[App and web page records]
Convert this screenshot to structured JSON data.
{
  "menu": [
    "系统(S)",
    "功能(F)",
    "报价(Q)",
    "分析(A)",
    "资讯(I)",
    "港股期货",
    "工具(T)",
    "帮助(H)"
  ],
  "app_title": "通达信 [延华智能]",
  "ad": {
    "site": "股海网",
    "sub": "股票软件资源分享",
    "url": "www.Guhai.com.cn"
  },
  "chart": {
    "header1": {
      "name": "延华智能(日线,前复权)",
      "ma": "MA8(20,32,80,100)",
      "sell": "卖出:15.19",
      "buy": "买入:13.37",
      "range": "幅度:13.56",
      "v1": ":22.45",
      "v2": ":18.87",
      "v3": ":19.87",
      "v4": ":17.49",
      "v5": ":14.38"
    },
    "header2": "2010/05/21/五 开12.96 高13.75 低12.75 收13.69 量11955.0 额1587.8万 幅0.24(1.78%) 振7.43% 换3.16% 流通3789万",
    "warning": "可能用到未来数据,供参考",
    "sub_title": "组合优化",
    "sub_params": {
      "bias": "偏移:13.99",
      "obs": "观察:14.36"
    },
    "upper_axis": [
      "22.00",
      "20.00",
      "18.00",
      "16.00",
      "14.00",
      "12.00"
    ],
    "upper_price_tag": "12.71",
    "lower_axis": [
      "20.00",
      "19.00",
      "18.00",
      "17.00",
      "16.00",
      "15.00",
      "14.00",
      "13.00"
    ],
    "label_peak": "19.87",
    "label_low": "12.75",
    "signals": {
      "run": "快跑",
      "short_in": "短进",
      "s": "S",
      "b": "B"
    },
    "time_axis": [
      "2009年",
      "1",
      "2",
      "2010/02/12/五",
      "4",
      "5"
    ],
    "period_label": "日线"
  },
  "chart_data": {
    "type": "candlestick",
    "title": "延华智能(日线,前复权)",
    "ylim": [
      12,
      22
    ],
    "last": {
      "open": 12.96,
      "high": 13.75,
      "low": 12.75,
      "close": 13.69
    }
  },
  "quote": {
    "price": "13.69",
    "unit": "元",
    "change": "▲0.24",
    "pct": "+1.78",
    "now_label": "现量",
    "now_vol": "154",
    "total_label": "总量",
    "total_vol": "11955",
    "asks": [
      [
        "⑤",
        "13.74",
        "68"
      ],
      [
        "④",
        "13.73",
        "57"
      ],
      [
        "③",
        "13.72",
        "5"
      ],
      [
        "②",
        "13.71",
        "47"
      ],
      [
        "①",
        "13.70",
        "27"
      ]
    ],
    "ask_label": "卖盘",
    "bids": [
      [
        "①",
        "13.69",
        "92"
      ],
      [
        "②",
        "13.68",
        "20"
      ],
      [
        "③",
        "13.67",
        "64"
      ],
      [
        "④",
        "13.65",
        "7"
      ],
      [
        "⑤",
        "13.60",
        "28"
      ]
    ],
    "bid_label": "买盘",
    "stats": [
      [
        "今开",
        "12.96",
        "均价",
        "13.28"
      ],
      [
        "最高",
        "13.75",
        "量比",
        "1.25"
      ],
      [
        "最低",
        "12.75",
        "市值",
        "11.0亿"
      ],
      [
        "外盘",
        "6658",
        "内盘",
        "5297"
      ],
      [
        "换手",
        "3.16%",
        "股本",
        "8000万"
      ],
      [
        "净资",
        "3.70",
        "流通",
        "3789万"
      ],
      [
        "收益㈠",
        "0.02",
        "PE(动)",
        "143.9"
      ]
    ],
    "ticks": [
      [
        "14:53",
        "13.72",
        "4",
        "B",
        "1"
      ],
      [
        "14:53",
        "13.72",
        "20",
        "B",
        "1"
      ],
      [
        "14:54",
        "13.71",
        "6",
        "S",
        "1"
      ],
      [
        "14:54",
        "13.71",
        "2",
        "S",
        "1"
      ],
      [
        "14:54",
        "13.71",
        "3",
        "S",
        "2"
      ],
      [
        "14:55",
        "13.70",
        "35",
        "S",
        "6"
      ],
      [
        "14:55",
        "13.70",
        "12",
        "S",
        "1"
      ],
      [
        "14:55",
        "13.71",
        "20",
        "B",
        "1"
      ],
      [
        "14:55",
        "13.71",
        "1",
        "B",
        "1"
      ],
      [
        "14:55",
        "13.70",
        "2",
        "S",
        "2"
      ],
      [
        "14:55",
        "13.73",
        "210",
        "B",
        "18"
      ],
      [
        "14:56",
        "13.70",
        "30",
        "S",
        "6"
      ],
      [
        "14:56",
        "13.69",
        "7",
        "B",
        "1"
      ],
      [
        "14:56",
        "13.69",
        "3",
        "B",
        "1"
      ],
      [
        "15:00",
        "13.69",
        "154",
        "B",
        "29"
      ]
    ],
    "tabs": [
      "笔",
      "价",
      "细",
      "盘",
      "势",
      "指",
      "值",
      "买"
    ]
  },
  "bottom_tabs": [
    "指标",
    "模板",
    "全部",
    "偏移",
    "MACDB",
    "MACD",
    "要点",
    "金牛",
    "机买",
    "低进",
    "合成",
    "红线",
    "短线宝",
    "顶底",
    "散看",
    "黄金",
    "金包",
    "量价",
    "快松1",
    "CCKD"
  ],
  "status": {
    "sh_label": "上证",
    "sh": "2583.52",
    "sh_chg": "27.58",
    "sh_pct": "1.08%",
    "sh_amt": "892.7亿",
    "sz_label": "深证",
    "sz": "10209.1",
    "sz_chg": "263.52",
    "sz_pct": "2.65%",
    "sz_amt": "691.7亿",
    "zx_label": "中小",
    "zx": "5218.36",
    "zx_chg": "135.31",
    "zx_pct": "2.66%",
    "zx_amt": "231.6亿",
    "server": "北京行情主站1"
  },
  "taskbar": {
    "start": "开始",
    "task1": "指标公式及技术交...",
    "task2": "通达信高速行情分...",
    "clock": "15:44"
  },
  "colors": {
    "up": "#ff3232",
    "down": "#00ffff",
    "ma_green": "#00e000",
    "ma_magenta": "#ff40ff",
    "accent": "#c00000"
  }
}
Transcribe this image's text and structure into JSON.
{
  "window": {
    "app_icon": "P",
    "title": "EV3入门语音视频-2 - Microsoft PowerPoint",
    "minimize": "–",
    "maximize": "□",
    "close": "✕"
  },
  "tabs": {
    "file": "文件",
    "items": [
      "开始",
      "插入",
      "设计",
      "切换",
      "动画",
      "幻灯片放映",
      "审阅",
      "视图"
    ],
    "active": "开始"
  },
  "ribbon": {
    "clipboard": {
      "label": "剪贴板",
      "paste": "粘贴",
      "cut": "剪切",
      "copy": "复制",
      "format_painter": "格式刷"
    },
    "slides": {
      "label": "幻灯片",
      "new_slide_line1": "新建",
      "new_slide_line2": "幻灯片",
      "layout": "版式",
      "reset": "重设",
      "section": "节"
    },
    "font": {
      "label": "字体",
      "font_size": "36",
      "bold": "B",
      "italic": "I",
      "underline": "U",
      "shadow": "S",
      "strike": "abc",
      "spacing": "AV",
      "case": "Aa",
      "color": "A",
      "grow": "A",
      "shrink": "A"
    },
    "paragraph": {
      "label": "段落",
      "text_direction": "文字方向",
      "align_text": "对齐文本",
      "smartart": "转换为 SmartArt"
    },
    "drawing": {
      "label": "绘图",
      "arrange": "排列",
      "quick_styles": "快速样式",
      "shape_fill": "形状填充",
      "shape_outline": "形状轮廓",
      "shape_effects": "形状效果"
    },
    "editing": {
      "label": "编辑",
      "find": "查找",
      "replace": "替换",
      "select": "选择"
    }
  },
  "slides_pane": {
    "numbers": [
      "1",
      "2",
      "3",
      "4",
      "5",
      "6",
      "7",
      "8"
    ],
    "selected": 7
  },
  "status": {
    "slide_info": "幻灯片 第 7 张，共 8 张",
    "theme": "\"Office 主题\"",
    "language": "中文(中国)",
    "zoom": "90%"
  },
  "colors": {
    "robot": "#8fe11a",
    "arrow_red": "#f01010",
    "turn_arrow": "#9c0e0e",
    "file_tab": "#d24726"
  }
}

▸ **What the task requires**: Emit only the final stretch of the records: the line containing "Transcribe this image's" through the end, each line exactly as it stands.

▸ **Exercise output**:
Transcribe this image's text and structure into JSON.
{
  "window": {
    "app_icon": "P",
    "title": "EV3入门语音视频-2 - Microsoft PowerPoint",
    "minimize": "–",
    "maximize": "□",
    "close": "✕"
  },
  "tabs": {
    "file": "文件",
    "items": [
      "开始",
      "插入",
      "设计",
      "切换",
      "动画",
      "幻灯片放映",
      "审阅",
      "视图"
    ],
    "active": "开始"
  },
  "ribbon": {
    "clipboard": {
      "label": "剪贴板",
      "paste": "粘贴",
      "cut": "剪切",
      "copy": "复制",
      "format_painter": "格式刷"
    },
    "slides": {
      "label": "幻灯片",
      "new_slide_line1": "新建",
      "new_slide_line2": "幻灯片",
      "layout": "版式",
      "reset": "重设",
      "section": "节"
    },
    "font": {
      "label": "字体",
      "font_size": "36",
      "bold": "B",
      "italic": "I",
      "underline": "U",
      "shadow": "S",
      "strike": "abc",
      "spacing": "AV",
      "case": "Aa",
      "color": "A",
      "grow": "A",
      "shrink": "A"
    },
    "paragraph": {
      "label": "段落",
      "text_direction": "文字方向",
      "align_text": "对齐文本",
      "smartart": "转换为 SmartArt"
    },
    "drawing": {
      "label": "绘图",
      "arrange": "排列",
      "quick_styles": "快速样式",
      "shape_fill": "形状填充",
      "shape_outline": "形状轮廓",
      "shape_effects": "形状效果"
    },
    "editing": {
      "label": "编辑",
      "find": "查找",
      "replace": "替换",
      "select": "选择"
    }
  },
  "slides_pane": {
    "numbers": [
      "1",
      "2",
      "3",
      "4",
      "5",
      "6",
      "7",
      "8"
    ],
    "selected": 7
  },
  "status": {
    "slide_info": "幻灯片 第 7 张，共 8 张",
    "theme": "\"Office 主题\"",
    "language": "中文(中国)",
    "zoom": "90%"
  },
  "colors": {
    "robot": "#8fe11a",
    "arrow_red": "#f01010",
    "turn_arrow": "#9c0e0e",
    "file_tab": "#d24726"
  }
}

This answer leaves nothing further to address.